▶ **Exercise description**: Each record must come back unchanged in your answer, stripped of its images.

-- Opening Marker --

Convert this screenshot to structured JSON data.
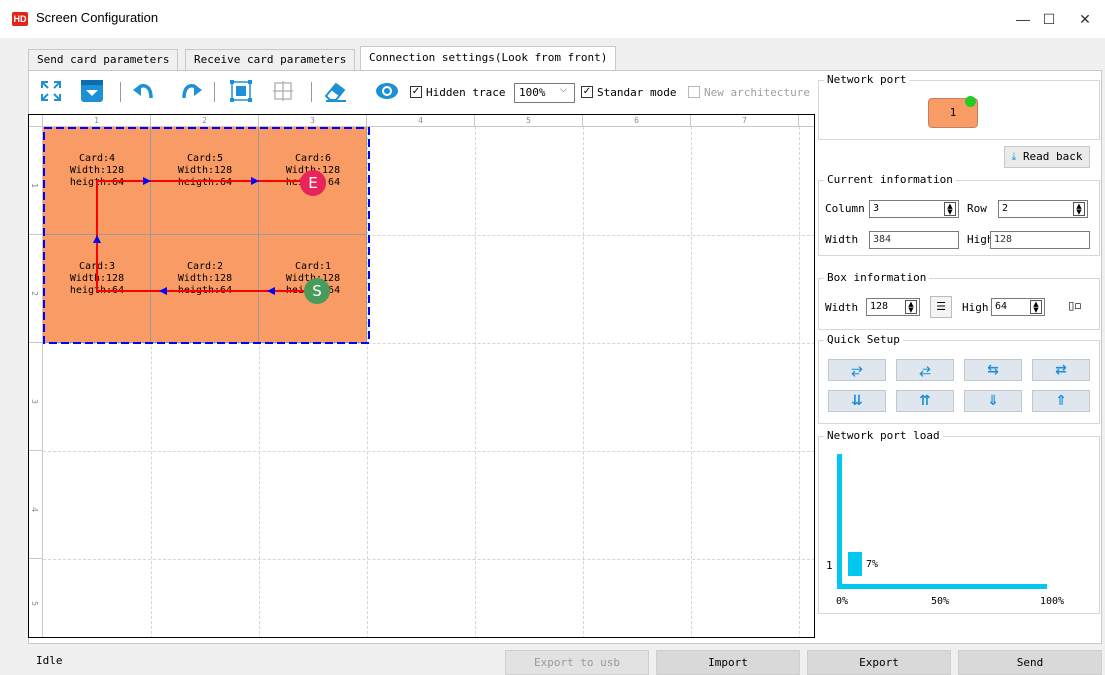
{
  "window": {
    "logo": "HD",
    "title": "Screen Configuration",
    "minimize": "—",
    "maximize": "☐",
    "close": "✕"
  },
  "tabs": [
    {
      "label": "Send card parameters",
      "active": false
    },
    {
      "label": "Receive card parameters",
      "active": false
    },
    {
      "label": "Connection settings(Look from front)",
      "active": true
    }
  ],
  "toolbar": {
    "icons": [
      "fullscreen-icon",
      "download-icon",
      "undo-icon",
      "redo-icon",
      "select-box-icon",
      "grid-select-icon",
      "eraser-icon",
      "eye-icon"
    ],
    "hidden_trace": {
      "label": "Hidden trace",
      "checked": true
    },
    "zoom": "100%",
    "standard_mode": {
      "label": "Standar mode",
      "checked": true
    },
    "new_architecture": {
      "label": "New architecture",
      "checked": false,
      "disabled": true
    }
  },
  "grid": {
    "columns": [
      "1",
      "2",
      "3",
      "4",
      "5",
      "6",
      "7"
    ],
    "rows": [
      "1",
      "2",
      "3",
      "4",
      "5"
    ],
    "cards": [
      {
        "card": "Card:4",
        "width": "Width:128",
        "height": "heigth:64"
      },
      {
        "card": "Card:5",
        "width": "Width:128",
        "height": "heigth:64"
      },
      {
        "card": "Card:6",
        "width": "Width:128",
        "height": "heigth:64"
      },
      {
        "card": "Card:3",
        "width": "Width:128",
        "height": "heigth:64"
      },
      {
        "card": "Card:2",
        "width": "Width:128",
        "height": "heigth:64"
      },
      {
        "card": "Card:1",
        "width": "Width:128",
        "height": "heigth:64"
      }
    ],
    "start_marker": "S",
    "end_marker": "E",
    "colors": {
      "card": "#f89b64",
      "trace": "#ff0000",
      "arrow": "#0000ff",
      "border": "#0000ff",
      "start": "#4a9a5c",
      "end": "#e8245a"
    }
  },
  "network_port": {
    "title": "Network port",
    "port": "1"
  },
  "read_back": "Read back",
  "current_info": {
    "title": "Current information",
    "column_label": "Column",
    "column": "3",
    "row_label": "Row",
    "row": "2",
    "width_label": "Width",
    "width": "384",
    "high_label": "High",
    "high": "128"
  },
  "box_info": {
    "title": "Box information",
    "width_label": "Width",
    "width": "128",
    "high_label": "High",
    "high": "64"
  },
  "quick_setup": {
    "title": "Quick Setup",
    "buttons": [
      "⥂",
      "⥄",
      "⇆",
      "⇄",
      "⇊",
      "⇈",
      "⇓",
      "⇑"
    ]
  },
  "network_load": {
    "title": "Network port load",
    "port": "1",
    "value_label": "7%",
    "value": 7,
    "ticks": [
      "0%",
      "50%",
      "100%"
    ]
  },
  "status": "Idle",
  "buttons": {
    "export_usb": "Export to usb",
    "import": "Import",
    "export": "Export",
    "send": "Send"
  }
}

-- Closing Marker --

▶ **Answer to this task**:
Convert this screenshot to structured JSON data.
{
  "window": {
    "logo": "HD",
    "title": "Screen Configuration",
    "minimize": "—",
    "maximize": "☐",
    "close": "✕"
  },
  "tabs": [
    {
      "label": "Send card parameters",
      "active": false
    },
    {
      "label": "Receive card parameters",
      "active": false
    },
    {
      "label": "Connection settings(Look from front)",
      "active": true
    }
  ],
  "toolbar": {
    "icons": [
      "fullscreen-icon",
      "download-icon",
      "undo-icon",
      "redo-icon",
      "select-box-icon",
      "grid-select-icon",
      "eraser-icon",
      "eye-icon"
    ],
    "hidden_trace": {
      "label": "Hidden trace",
      "checked": true
    },
    "zoom": "100%",
    "standard_mode": {
      "label": "Standar mode",
      "checked": true
    },
    "new_architecture": {
      "label": "New architecture",
      "checked": false,
      "disabled": true
    }
  },
  "grid": {
    "columns": [
      "1",
      "2",
      "3",
      "4",
      "5",
      "6",
      "7"
    ],
    "rows": [
      "1",
      "2",
      "3",
      "4",
      "5"
    ],
    "cards": [
      {
        "card": "Card:4",
        "width": "Width:128",
        "height": "heigth:64"
      },
      {
        "card": "Card:5",
        "width": "Width:128",
        "height": "heigth:64"
      },
      {
        "card": "Card:6",
        "width": "Width:128",
        "height": "heigth:64"
      },
      {
        "card": "Card:3",
        "width": "Width:128",
        "height": "heigth:64"
      },
      {
        "card": "Card:2",
        "width": "Width:128",
        "height": "heigth:64"
      },
      {
        "card": "Card:1",
        "width": "Width:128",
        "height": "heigth:64"
      }
    ],
    "start_marker": "S",
    "end_marker": "E",
    "colors": {
      "card": "#f89b64",
      "trace": "#ff0000",
      "arrow": "#0000ff",
      "border": "#0000ff",
      "start": "#4a9a5c",
      "end": "#e8245a"
    }
  },
  "network_port": {
    "title": "Network port",
    "port": "1"
  },
  "read_back": "Read back",
  "current_info": {
    "title": "Current information",
    "column_label": "Column",
    "column": "3",
    "row_label": "Row",
    "row": "2",
    "width_label": "Width",
    "width": "384",
    "high_label": "High",
    "high": "128"
  },
  "box_info": {
    "title": "Box information",
    "width_label": "Width",
    "width": "128",
    "high_label": "High",
    "high": "64"
  },
  "quick_setup": {
    "title": "Quick Setup",
    "buttons": [
      "⥂",
      "⥄",
      "⇆",
      "⇄",
      "⇊",
      "⇈",
      "⇓",
      "⇑"
    ]
  },
  "network_load": {
    "title": "Network port load",
    "port": "1",
    "value_label": "7%",
    "value": 7,
    "ticks": [
      "0%",
      "50%",
      "100%"
    ]
  },
  "status": "Idle",
  "buttons": {
    "export_usb": "Export to usb",
    "import": "Import",
    "export": "Export",
    "send": "Send"
  }
}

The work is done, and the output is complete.